■ SUPPLIED ENTRIES
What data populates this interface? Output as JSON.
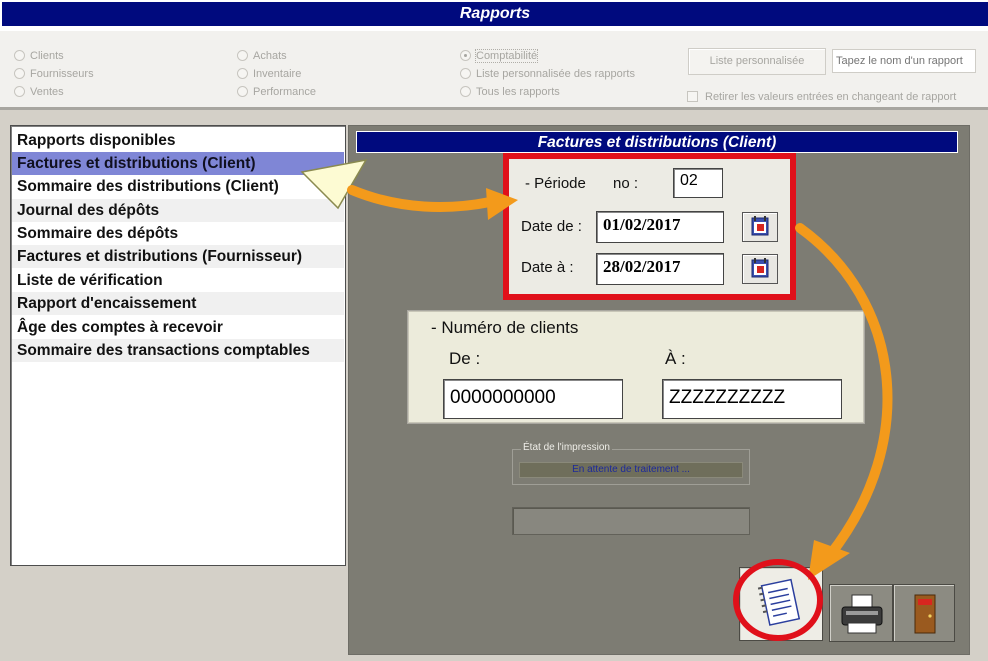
{
  "window": {
    "title": "Rapports"
  },
  "filters": {
    "radios": [
      {
        "label": "Clients",
        "checked": false
      },
      {
        "label": "Fournisseurs",
        "checked": false
      },
      {
        "label": "Ventes",
        "checked": false
      },
      {
        "label": "Achats",
        "checked": false
      },
      {
        "label": "Inventaire",
        "checked": false
      },
      {
        "label": "Performance",
        "checked": false
      },
      {
        "label": "Comptabilité",
        "checked": true
      },
      {
        "label": "Liste personnalisée des rapports",
        "checked": false
      },
      {
        "label": "Tous les rapports",
        "checked": false
      }
    ],
    "custom_list_button": "Liste personnalisée",
    "report_name_placeholder": "Tapez le nom d'un rapport",
    "reset_checkbox_label": "Retirer les valeurs entrées en changeant de rapport"
  },
  "reports_list": {
    "items": [
      "Rapports disponibles",
      "Factures et distributions (Client)",
      "Sommaire des distributions (Client)",
      "Journal des dépôts",
      "Sommaire des dépôts",
      "Factures et distributions (Fournisseur)",
      "Liste de vérification",
      "Rapport d'encaissement",
      "Âge des comptes à recevoir",
      "Sommaire des transactions comptables"
    ],
    "selected_index": 1
  },
  "report_panel": {
    "title": "Factures et distributions (Client)",
    "period": {
      "label": "- Période",
      "no_label": "no :",
      "no_value": "02",
      "date_from_label": "Date de :",
      "date_from_value": "01/02/2017",
      "date_to_label": "Date à :",
      "date_to_value": "28/02/2017"
    },
    "client_numbers": {
      "label": "- Numéro de clients",
      "from_label": "De :",
      "from_value": "0000000000",
      "to_label": "À :",
      "to_value": "ZZZZZZZZZZ"
    },
    "print_status": {
      "legend": "État de l'impression",
      "status": "En attente de traitement ..."
    }
  },
  "colors": {
    "title_bar": "#000a7e",
    "highlight_box": "#e0101a",
    "annotation_arrow": "#f39a1b",
    "selection": "#7f86d6"
  }
}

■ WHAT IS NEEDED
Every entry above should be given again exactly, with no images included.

■ RESPONSE BOX
What data populates this interface? Output as JSON.
{
  "window": {
    "title": "Rapports"
  },
  "filters": {
    "radios": [
      {
        "label": "Clients",
        "checked": false
      },
      {
        "label": "Fournisseurs",
        "checked": false
      },
      {
        "label": "Ventes",
        "checked": false
      },
      {
        "label": "Achats",
        "checked": false
      },
      {
        "label": "Inventaire",
        "checked": false
      },
      {
        "label": "Performance",
        "checked": false
      },
      {
        "label": "Comptabilité",
        "checked": true
      },
      {
        "label": "Liste personnalisée des rapports",
        "checked": false
      },
      {
        "label": "Tous les rapports",
        "checked": false
      }
    ],
    "custom_list_button": "Liste personnalisée",
    "report_name_placeholder": "Tapez le nom d'un rapport",
    "reset_checkbox_label": "Retirer les valeurs entrées en changeant de rapport"
  },
  "reports_list": {
    "items": [
      "Rapports disponibles",
      "Factures et distributions (Client)",
      "Sommaire des distributions (Client)",
      "Journal des dépôts",
      "Sommaire des dépôts",
      "Factures et distributions (Fournisseur)",
      "Liste de vérification",
      "Rapport d'encaissement",
      "Âge des comptes à recevoir",
      "Sommaire des transactions comptables"
    ],
    "selected_index": 1
  },
  "report_panel": {
    "title": "Factures et distributions (Client)",
    "period": {
      "label": "- Période",
      "no_label": "no :",
      "no_value": "02",
      "date_from_label": "Date de :",
      "date_from_value": "01/02/2017",
      "date_to_label": "Date à :",
      "date_to_value": "28/02/2017"
    },
    "client_numbers": {
      "label": "- Numéro de clients",
      "from_label": "De :",
      "from_value": "0000000000",
      "to_label": "À :",
      "to_value": "ZZZZZZZZZZ"
    },
    "print_status": {
      "legend": "État de l'impression",
      "status": "En attente de traitement ..."
    }
  },
  "colors": {
    "title_bar": "#000a7e",
    "highlight_box": "#e0101a",
    "annotation_arrow": "#f39a1b",
    "selection": "#7f86d6"
  }
}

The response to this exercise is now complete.